Demographic and genetic connectivity: the role and consequences of reproduction, dispersal and recruitment in seagrasses

Kendrick, Gary A., Orth, Robert, Statton, John, Hovey, Renae, Montoya, Leonardo Ruiz, Lowe, Ryan J., Krauss, Siegfried L., and Sinclair, Elizabeth A. (2017) Demographic and genetic connectivity: the role and consequences of reproduction, dispersal and recruitment in seagrasses. Biological Reviews, 92 (2). pp. 921-938.

[img] PDF (Published Version) - Published Version
Restricted to Repository staff only

View at Publisher Website:


Accurate estimation of connectivity among populations is fundamental for determining the drivers of population resilience, genetic diversity, adaptation and speciation. However the separation and quantification of contemporary versus historical connectivity remains a major challenge. This review focuses on marine angiosperms, seagrasses, that are fundamental to the health and productivity of temperate and tropical coastal marine environments globally.

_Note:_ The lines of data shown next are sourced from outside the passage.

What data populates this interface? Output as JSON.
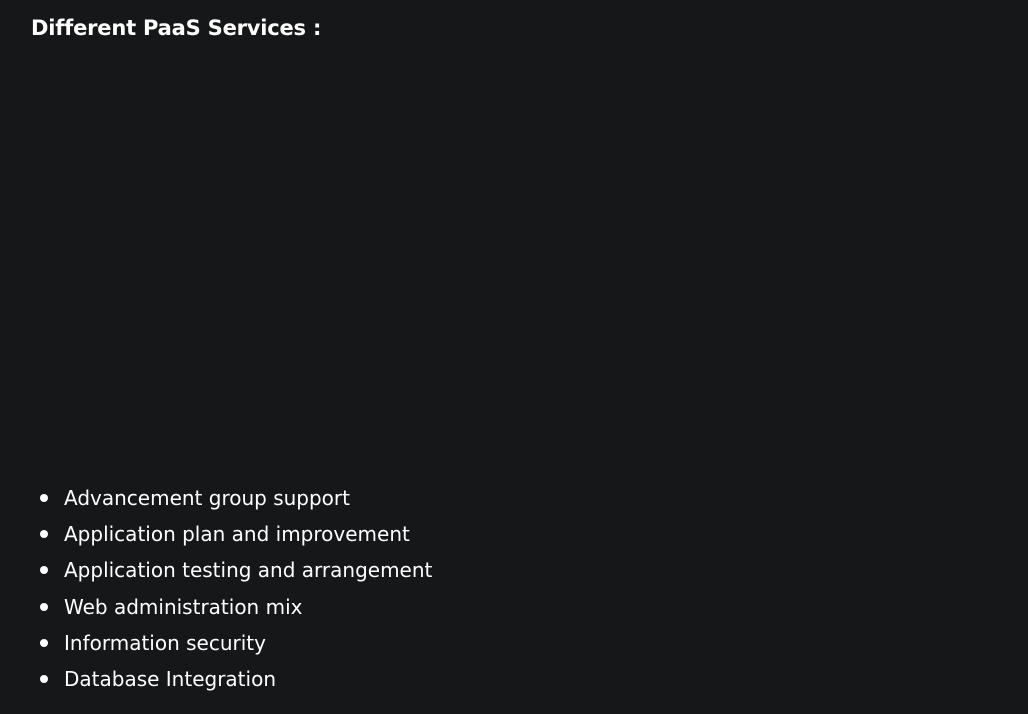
{
  "heading": "Different PaaS Services :",
  "services": [
    "Advancement group support",
    "Application plan and improvement",
    "Application testing and arrangement",
    "Web administration mix",
    "Information security",
    "Database Integration"
  ],
  "colors": {
    "background": "#161719",
    "text": "#ffffff"
  }
}
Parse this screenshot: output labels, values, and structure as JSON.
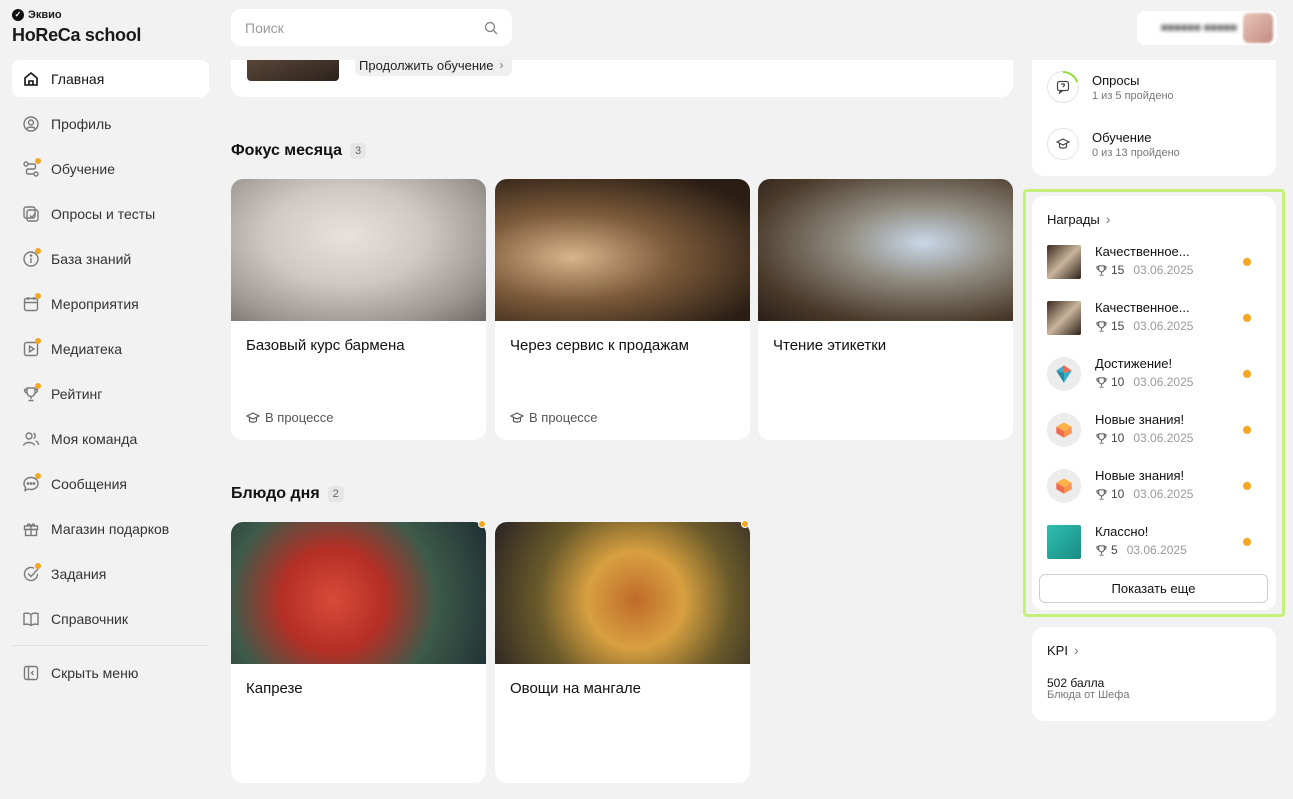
{
  "brand": {
    "small": "Эквио",
    "title": "HoReCa school"
  },
  "nav": {
    "items": [
      {
        "label": "Главная",
        "icon": "home-icon",
        "active": true,
        "dot": false
      },
      {
        "label": "Профиль",
        "icon": "profile-icon",
        "active": false,
        "dot": false
      },
      {
        "label": "Обучение",
        "icon": "learning-icon",
        "active": false,
        "dot": true
      },
      {
        "label": "Опросы и тесты",
        "icon": "surveys-icon",
        "active": false,
        "dot": false
      },
      {
        "label": "База знаний",
        "icon": "info-icon",
        "active": false,
        "dot": true
      },
      {
        "label": "Мероприятия",
        "icon": "calendar-icon",
        "active": false,
        "dot": true
      },
      {
        "label": "Медиатека",
        "icon": "media-icon",
        "active": false,
        "dot": true
      },
      {
        "label": "Рейтинг",
        "icon": "trophy-icon",
        "active": false,
        "dot": true
      },
      {
        "label": "Моя команда",
        "icon": "team-icon",
        "active": false,
        "dot": false
      },
      {
        "label": "Сообщения",
        "icon": "chat-icon",
        "active": false,
        "dot": true
      },
      {
        "label": "Магазин подарков",
        "icon": "gift-icon",
        "active": false,
        "dot": false
      },
      {
        "label": "Задания",
        "icon": "tasks-icon",
        "active": false,
        "dot": true
      },
      {
        "label": "Справочник",
        "icon": "book-icon",
        "active": false,
        "dot": false
      }
    ],
    "hide_menu": "Скрыть меню"
  },
  "search": {
    "placeholder": "Поиск"
  },
  "continue": {
    "button": "Продолжить обучение"
  },
  "focus": {
    "title": "Фокус месяца",
    "count": "3",
    "cards": [
      {
        "title": "Базовый курс бармена",
        "status": "В процессе"
      },
      {
        "title": "Через сервис к продажам",
        "status": "В процессе"
      },
      {
        "title": "Чтение этикетки",
        "status": ""
      }
    ]
  },
  "dish": {
    "title": "Блюдо дня",
    "count": "2",
    "cards": [
      {
        "title": "Капрезе"
      },
      {
        "title": "Овощи на мангале"
      }
    ]
  },
  "stats": {
    "surveys": {
      "title": "Опросы",
      "sub": "1 из 5 пройдено",
      "progress": 0.2
    },
    "learning": {
      "title": "Обучение",
      "sub": "0 из 13 пройдено",
      "progress": 0
    }
  },
  "rewards": {
    "title": "Награды",
    "items": [
      {
        "name": "Качественное...",
        "points": "15",
        "date": "03.06.2025",
        "thumb": "photo"
      },
      {
        "name": "Качественное...",
        "points": "15",
        "date": "03.06.2025",
        "thumb": "photo"
      },
      {
        "name": "Достижение!",
        "points": "10",
        "date": "03.06.2025",
        "thumb": "achievement"
      },
      {
        "name": "Новые знания!",
        "points": "10",
        "date": "03.06.2025",
        "thumb": "knowledge"
      },
      {
        "name": "Новые знания!",
        "points": "10",
        "date": "03.06.2025",
        "thumb": "knowledge"
      },
      {
        "name": "Классно!",
        "points": "5",
        "date": "03.06.2025",
        "thumb": "teal"
      }
    ],
    "show_more": "Показать еще"
  },
  "kpi": {
    "title": "KPI",
    "value": "502 балла",
    "sub": "Блюда от Шефа"
  },
  "colors": {
    "accent_dot": "#f5a623",
    "highlight_border": "#c5f07a",
    "background": "#f2f2f2"
  }
}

Our objective is to understand better the role of sexual reproduction and recruitment in influencing demographic and genetic connectivity among seagrass populations through an integrated multidisciplinary assessment of our present ecological, genetic, and demographic understanding, with hydrodynamic modelling of transport. We investigate (i) the demographic consequences of sexual reproduction, dispersal and recruitment in seagrasses, (ii) contemporary transport of seagrass pollen, fruits and seed, and vegetative fragments with a focus on hydrodynamic and particle transportmodels, and (iii) contemporary genetic connectivity among seagrass meadows as inferred through the application of genetic markers. New approaches are reviewed, followed by a summary outlining future directions for research: integrating seascape genetic approaches; incorporating hydrodynamic modelling for dispersal of pollen, seeds and vegetative fragments; integrating studies across broader geographic ranges; and incorporating non-equilibrium modelling. These approaches will lead to a more integrated understanding of the role of contemporary dispersal and recruitment in the persistence and evolution of seagrasses.

Item ID: 53972
Item Type: Article (Research - C1)
ISSN: 1469-185X
Keywords: gene flow; ocean transport; pollen dispersal; recruitment; seagrasses; seed dispersal; spatial genetic structure; vegetative fragments
Funders: Australian Research Council (ARC), BMT Oceanica Enviornmental Consultants, Shark Bay Resources, University of Western Australia, Virginia Institute of Marine Science, Botanic Gardens and Parks Authority of Western Australia
Projects and Grants: ARC Linkage grant program LP130100155, ARC Linkage grant program LP130100918
Date Deposited: 11 Jun 2018 06:00
FoR Codes: 31 BIOLOGICAL SCIENCES > 3108 Plant biology > 310804 Plant developmental and reproductive biology @ 50%
31 BIOLOGICAL SCIENCES > 3103 Ecology > 310305 Marine and estuarine ecology (incl. marine ichthyology) @ 50%
SEO Codes: 96 ENVIRONMENT > 9608 Flora, Fauna and Biodiversity > 960808 Marine Flora, Fauna and Biodiversity @ 100%
Downloads: Total: 1
More Statistics

Actions (Repository Staff Only)

Item Control Page Item Control Page